• **SUPPLIED DATA**
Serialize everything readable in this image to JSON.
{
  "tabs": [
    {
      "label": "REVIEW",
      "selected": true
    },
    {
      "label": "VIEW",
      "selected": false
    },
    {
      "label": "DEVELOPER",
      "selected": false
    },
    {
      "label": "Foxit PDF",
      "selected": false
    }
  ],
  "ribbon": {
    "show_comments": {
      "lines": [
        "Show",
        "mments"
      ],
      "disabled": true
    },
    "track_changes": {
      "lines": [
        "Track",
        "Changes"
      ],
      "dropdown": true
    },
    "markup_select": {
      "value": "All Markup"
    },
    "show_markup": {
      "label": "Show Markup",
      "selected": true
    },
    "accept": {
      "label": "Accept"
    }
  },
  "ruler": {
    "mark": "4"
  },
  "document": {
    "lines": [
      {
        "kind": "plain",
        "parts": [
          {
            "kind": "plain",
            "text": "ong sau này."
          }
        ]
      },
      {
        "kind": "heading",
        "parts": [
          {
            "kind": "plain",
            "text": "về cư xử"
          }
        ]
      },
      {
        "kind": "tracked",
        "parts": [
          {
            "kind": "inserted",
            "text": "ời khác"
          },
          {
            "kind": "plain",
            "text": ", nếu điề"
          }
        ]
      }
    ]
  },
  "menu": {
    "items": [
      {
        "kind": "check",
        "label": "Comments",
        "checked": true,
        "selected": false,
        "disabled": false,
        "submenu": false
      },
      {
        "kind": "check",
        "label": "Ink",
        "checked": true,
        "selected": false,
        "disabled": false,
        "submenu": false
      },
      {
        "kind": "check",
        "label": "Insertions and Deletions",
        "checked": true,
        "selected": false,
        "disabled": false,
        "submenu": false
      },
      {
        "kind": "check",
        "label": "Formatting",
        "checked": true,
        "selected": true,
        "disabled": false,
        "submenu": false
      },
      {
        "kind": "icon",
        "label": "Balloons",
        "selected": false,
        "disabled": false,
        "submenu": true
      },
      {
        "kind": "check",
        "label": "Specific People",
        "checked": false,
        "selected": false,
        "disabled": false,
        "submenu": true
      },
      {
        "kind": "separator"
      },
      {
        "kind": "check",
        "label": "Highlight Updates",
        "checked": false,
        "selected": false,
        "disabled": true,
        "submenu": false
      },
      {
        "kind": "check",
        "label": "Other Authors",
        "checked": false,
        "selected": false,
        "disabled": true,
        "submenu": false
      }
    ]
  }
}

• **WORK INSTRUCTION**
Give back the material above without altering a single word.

• **ANSWER SPACE**
Serialize everything readable in this image to JSON.
{
  "tabs": [
    {
      "label": "REVIEW",
      "selected": true
    },
    {
      "label": "VIEW",
      "selected": false
    },
    {
      "label": "DEVELOPER",
      "selected": false
    },
    {
      "label": "Foxit PDF",
      "selected": false
    }
  ],
  "ribbon": {
    "show_comments": {
      "lines": [
        "Show",
        "mments"
      ],
      "disabled": true
    },
    "track_changes": {
      "lines": [
        "Track",
        "Changes"
      ],
      "dropdown": true
    },
    "markup_select": {
      "value": "All Markup"
    },
    "show_markup": {
      "label": "Show Markup",
      "selected": true
    },
    "accept": {
      "label": "Accept"
    }
  },
  "ruler": {
    "mark": "4"
  },
  "document": {
    "lines": [
      {
        "kind": "plain",
        "parts": [
          {
            "kind": "plain",
            "text": "ong sau này."
          }
        ]
      },
      {
        "kind": "heading",
        "parts": [
          {
            "kind": "plain",
            "text": "về cư xử"
          }
        ]
      },
      {
        "kind": "tracked",
        "parts": [
          {
            "kind": "inserted",
            "text": "ời khác"
          },
          {
            "kind": "plain",
            "text": ", nếu điề"
          }
        ]
      }
    ]
  },
  "menu": {
    "items": [
      {
        "kind": "check",
        "label": "Comments",
        "checked": true,
        "selected": false,
        "disabled": false,
        "submenu": false
      },
      {
        "kind": "check",
        "label": "Ink",
        "checked": true,
        "selected": false,
        "disabled": false,
        "submenu": false
      },
      {
        "kind": "check",
        "label": "Insertions and Deletions",
        "checked": true,
        "selected": false,
        "disabled": false,
        "submenu": false
      },
      {
        "kind": "check",
        "label": "Formatting",
        "checked": true,
        "selected": true,
        "disabled": false,
        "submenu": false
      },
      {
        "kind": "icon",
        "label": "Balloons",
        "selected": false,
        "disabled": false,
        "submenu": true
      },
      {
        "kind": "check",
        "label": "Specific People",
        "checked": false,
        "selected": false,
        "disabled": false,
        "submenu": true
      },
      {
        "kind": "separator"
      },
      {
        "kind": "check",
        "label": "Highlight Updates",
        "checked": false,
        "selected": false,
        "disabled": true,
        "submenu": false
      },
      {
        "kind": "check",
        "label": "Other Authors",
        "checked": false,
        "selected": false,
        "disabled": true,
        "submenu": false
      }
    ]
  }
}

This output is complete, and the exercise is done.